Excluding the distorting effects of Chinese new year holidays, which have driven the monthly bilateral trade balance deeper into negative territory three times since 2006, the resultant deficit of Y406 billion was easily the widest in records going back to 1979.
The figures are the clearest indication yet that the spat over a chain of islands in the East China Sea is deepening Japan's export-led downturn, potentially dragging the world's third-largest economy into a technical recession. Third-quarter economic data, reported last week, showed that a slump in net exports led by China and the EU was the main contributor to an overall 0.9 percent contraction in gross domestic product between July and September.
Kiichi Murashima, chief economist at Citi in Tokyo who expects a 0.4 percent contraction in the three months to December, said that after Wednesday's trade data, "I no longer have any doubt that Japan is in recession."
The diplomatic flare-up in mid-September, triggered by Tokyo's decision to nationalise a group of islands also claimed by China, led to a 6 percent fall in export volumes in October, according to Citi estimates - the largest since the post-earthquake period.
Shipments of motor vehicles led the declines, falling 84 percent on the year, in value terms. That was the biggest slide since a 91 percent fall in October 2001, in the wake of then-prime minister Junichiro Koizumi's visit to the controversial Yasukuni Shrine, which also inflamed tensions between Tokyo and Beijing.
The provisional ministry of finance figures also suggested that the US may be poised to topple China as Japan's top destination for exports - a position it surrendered early in 2009, following China's aggressive post-Lehman stimulus.
In October - the fourth successive month of falling Japanese exports to China - the gap was just Y27 billion in China's favour, while Japan's ports saw a big pick-up in US-bound shipments of cars and car parts.
"The past decade's trend in the relative importance of Japan's two major export markets may already be reversing," said Jonathan Allum, a strategist at Mizuho in London, before the release of the data on Wednesday.
Recent remarks from car dealers in China suggest that demand is recovering. On Wednesday Kunihiko Ogura, president of GAC Toyota, told a press briefing at Guangzhou that retail sales were close to normal levels, and that the joint venture's longstanding expansion plans were intact.
And in a sign that relations between Tokyo and Beijing may be thawing, China, Japan and South Korea announced this week the formal launch of negotiations on a proposed trilateral trade agreement. The pact would lower tariffs and smooth trade between the three northeast Asian neighbours.

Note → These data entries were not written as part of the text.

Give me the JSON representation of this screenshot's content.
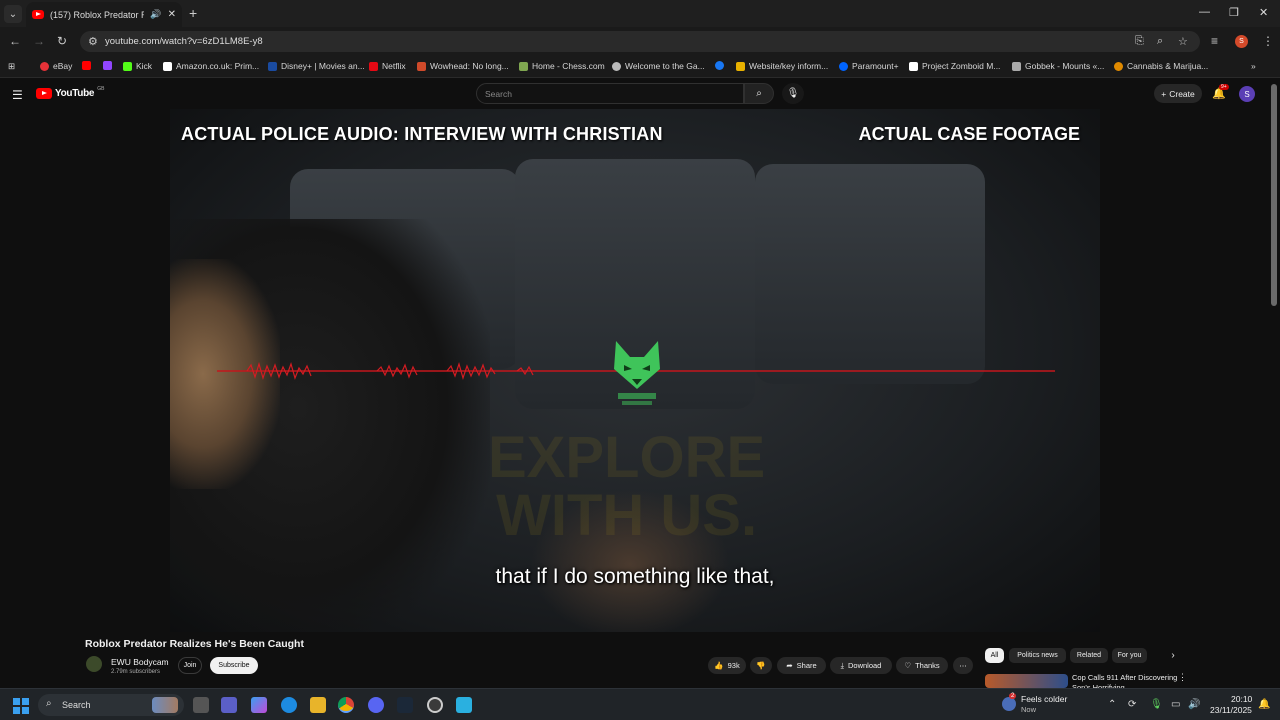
{
  "browser": {
    "tab_title": "(157) Roblox Predator Reali...",
    "url": "youtube.com/watch?v=6zD1LM8E-y8",
    "bookmarks": [
      {
        "label": "eBay",
        "color": "#e53238"
      },
      {
        "label": "",
        "color": "#ff0000"
      },
      {
        "label": "",
        "color": "#9146ff"
      },
      {
        "label": "Kick",
        "color": "#53fc18"
      },
      {
        "label": "Amazon.co.uk: Prim...",
        "color": "#ffffff"
      },
      {
        "label": "Disney+ | Movies an...",
        "color": "#1a4ba0"
      },
      {
        "label": "Netflix",
        "color": "#e50914"
      },
      {
        "label": "Wowhead: No long...",
        "color": "#d04a2a"
      },
      {
        "label": "Home - Chess.com",
        "color": "#7fa650"
      },
      {
        "label": "Welcome to the Ga...",
        "color": "#bbbbbb"
      },
      {
        "label": "",
        "color": "#1877f2"
      },
      {
        "label": "Website/key inform...",
        "color": "#e8b100"
      },
      {
        "label": "Paramount+",
        "color": "#0064ff"
      },
      {
        "label": "Project Zomboid M...",
        "color": "#ffffff"
      },
      {
        "label": "Gobbek - Mounts «...",
        "color": "#aaaaaa"
      },
      {
        "label": "Cannabis & Marijua...",
        "color": "#e08a00"
      }
    ]
  },
  "youtube": {
    "logo_text": "YouTube",
    "region": "GB",
    "search_placeholder": "Search",
    "create_label": "Create",
    "notif_count": "9+",
    "avatar_initial": "S"
  },
  "video": {
    "overlay_left": "ACTUAL POLICE AUDIO: INTERVIEW WITH CHRISTIAN",
    "overlay_right": "ACTUAL CASE FOOTAGE",
    "watermark": "EXPLORE\nWITH US.",
    "subtitle": "that if I do something like that,",
    "title": "Roblox Predator Realizes He's Been Caught",
    "channel": "EWU Bodycam",
    "subscribers": "2.79m subscribers",
    "join_label": "Join",
    "subscribe_label": "Subscribe",
    "likes": "93k",
    "share_label": "Share",
    "download_label": "Download",
    "thanks_label": "Thanks"
  },
  "chips": [
    "All",
    "Politics news",
    "Related",
    "For you"
  ],
  "recommendation": {
    "title": "Cop Calls 911 After Discovering Son's Horrifying"
  },
  "taskbar": {
    "search_label": "Search",
    "weather_title": "Feels colder",
    "weather_sub": "Now",
    "weather_badge": "2",
    "time": "20:10",
    "date": "23/11/2025"
  }
}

Yoshihiko Noda, the Japanese Prime Minister, is seeking to include plans to participate in such trade agreements, and for bilateral deals with the EU and Australia, in his ruling Democratic party's manifesto for a general election set for December 16.
"It is in our nation's interest to promote high-level economic co-operation," Noda told the Financial Times in an interview on Sunday.
However, any improvement in Japan's trade outlook may come too late to avert two consecutive quarters of contraction. The Bank of Japan, which kept monetary policy hold on Tuesday, weakened the tone of its monthly economic outlook on Wednesday, noting that the slowdown in overseas economies had started to affect domestic demand.